It is probable that the pilot's use of a protective helmet prevented serious head injury.
- The aft short tail rotor drive shaft failed in an area weakened by intergranular cracking which had progressed from corrosion on the interior wall of the drive shaft.
- Analysis of the corrosion product deposits disclosed the presence of elements such as sodium, sulphur, chlorine, potassium, and calcium, which are the major constituents of sea water.
- Historical records indicated that the drive shaft had operated for many years in a warm, humid, and highly corrosive salt water environment.
- The corrosion which existed in the bore of the drive shaft was not visible with the drive shaft installed.
- The failure of the aft short tail rotor drive shaft resulted in a loss of tail rotor thrust.
- The failure occurred while the helicopter was hovering at an altitude which precluded a successful autorotation.
- The aft short tail rotor drive shaft had been improperly reworked at some time in the past.
- The aft short tail rotor drive shaft is not a serialized item, and there is no requirement to maintain an applicable component history record.
- The pilot successfully manoeuvred the gyrating helicopter away from the ground assistant and the generator shed before impact.
- The pilot was not wearing the available shoulder harness.
- It is probable that the pilot's use of a protective helmet effectively prevented serious head injury.
- The pilot did not release the sling load prior to impact.
- It was not determined why the oil cooler impeller vanes detached from the supporting end plates.

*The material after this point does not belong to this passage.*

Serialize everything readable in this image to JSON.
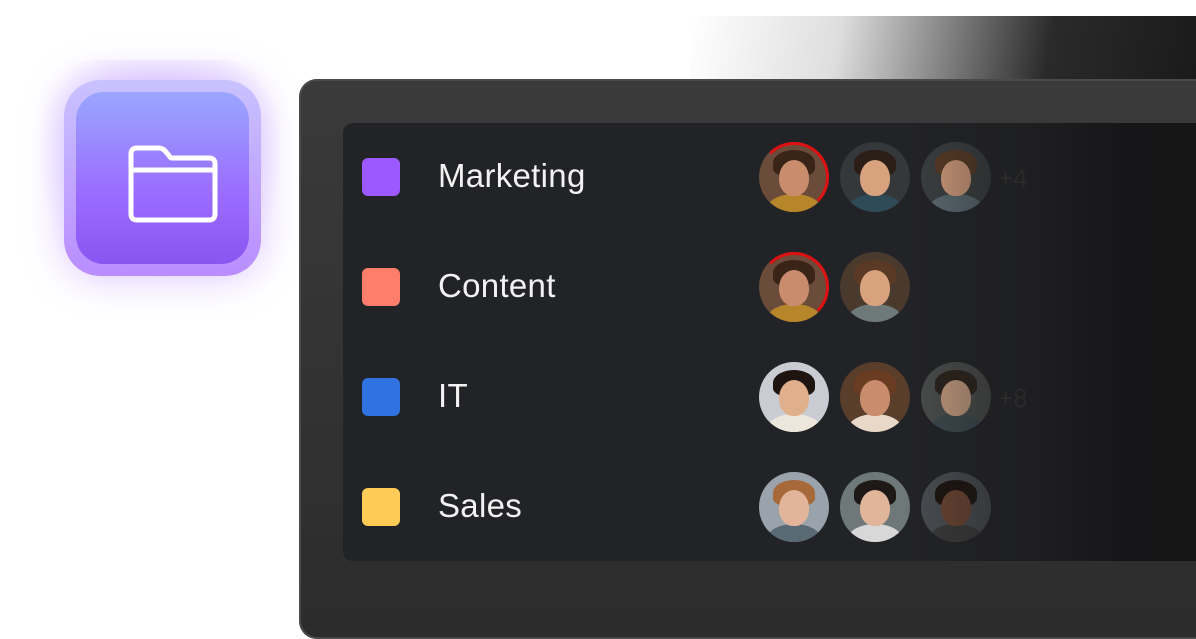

The aft short tail rotor drive shaft failed in an area weakened by intergranular cracking which initiated from corrosive attack on the interior wall of the shaft. The drive shaft failure resulted in a loss of tail rotor thrust. The failure occurred when the helicopter was hovering at an altitude which precluded a successful autorotation.
The Board has no aviation safety recommendations to issue at this time.
This report concludes the Transportation Safety Board's investigation into this occurrence. Consequently, the Board, consisting of Chairperson John W. Stants, and members
Zita Brunet and Hugh MacNeil, authorized the release of this report on 05 July 1995.
The following TSB Engineering Branch Laboratory Report was completed:
LP 140/94 - Tail Rotor Drive Shaft Analysis.
This report is available upon request from the Transportation Safety Board of Canada.
asl - above sea level
CPL - Commercial Pilot Licence
EAC - environmentally assisted cracking
hr - hour(s)
IAS - indicated airspeed
lb - pound(s)
MDT - mountain daylight saving time
mph - miles per hour
NDT - non-destructive testing
TSB - Transportation Safety Board of Canada
UTC - Coordinated Universal Time
- Date modified: